Moonlight Review

Moonlight Review

Grace Lawlor, Staff Reporter

Best picture winner, Moonlight, directed by Barry Jenkins, premiered in 2016. The movie follows the story of a young, introverted boy named Chiron through three different periods of adolescence. He faces numerous hardships and learns to accept himself, primarily, by coming to terms with his sexuality. 

Barry Jenkins’ talent as a director and writer are showcased through the movie’s beautiful use of symbolism, score, and cinematography. In the first act, Chiron’s friend and father-like figure, Juan, shares the title of his favorite play, “In Moonlight, black boys look blue.” When told this quote, Chiron appears to be in a rare state of vulnerability, which continues as a theme throughout the story. Whenever Chiron feels vulnerable or shares an unseen part of himself, the color blue is somehow incorporated into the cinematography of the scene. For example, when Chiron proceeds to confront his school bully, the color blue appears in almost all visual aspects of the scene, symbolizing his first publicly torn down guard at school. 

The most significant and appreciated scene of the film, where Juan teaches Chiron how to swim, uses symbolism, score, and cinematography in a skillful and touching way. This scene occurs in the same setting where Juan tells the previously mentioned quote to Chiron. Juan then proceeds to teach him how to swim. The blue water encompasses and takes over Chiron as he and Juan feel vulnerable and free as themselves, Chiron for the first time. The exceedingly beautiful cinematography of this scene is accompanied by a dramatic string score that matches the tone and atmosphere perfectly. Through this, Juan teaches Chiron how to approve of and appreciate himself. 

By the end of the third act, the viewer finally sees Chiron acknowledge and take pride in who he is, once reunited with his early lover, Kevin. In previous years apart, Chiron seems to lose sense of himself while attempting to fit societal norms. However, once reconnected to one of the influential figures who guided him on his journey of self-acceptance, he recognizes his worth and gains the individuality that he had once so longed for. As Chiron grows up, he experiences pain, betrayal, love, and fluctuations of confidence. 

Moonlight focuses on topics that, for many years, were untouched in coming of age stories, such as sexuality, broken families, and poverty. These contribute to the fact that it is a ground-breaking and influential story that accomplishes so much in under 2 hours and makes viewers feel appreciated through character portrayal.
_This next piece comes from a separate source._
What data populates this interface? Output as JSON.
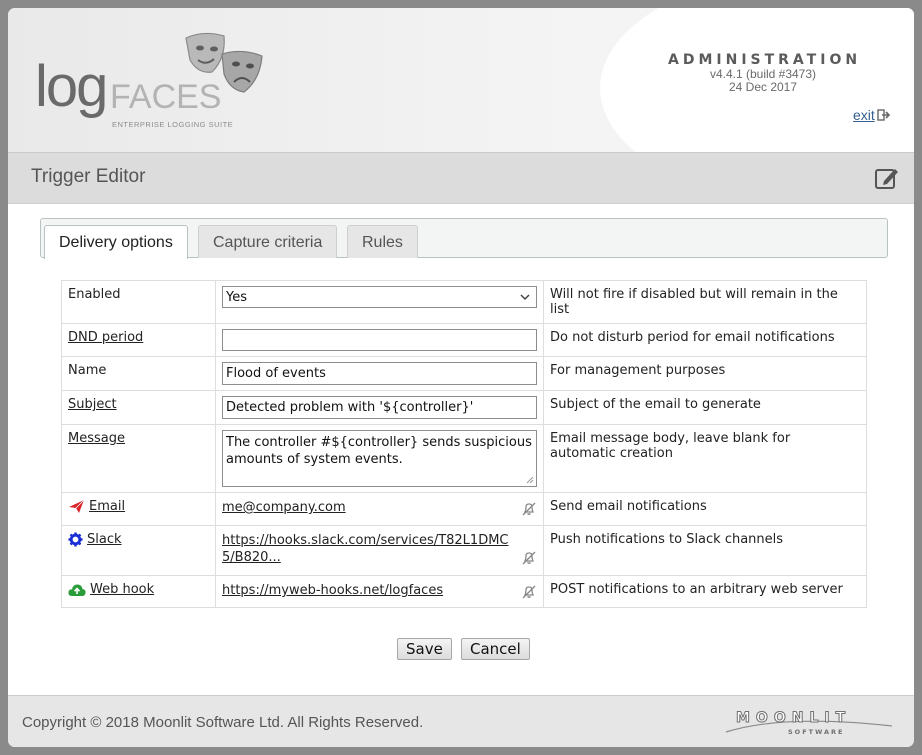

Moonlight is a beautiful, heart-wrenching piece of art that changed the lives of many and the world of representation in cinema.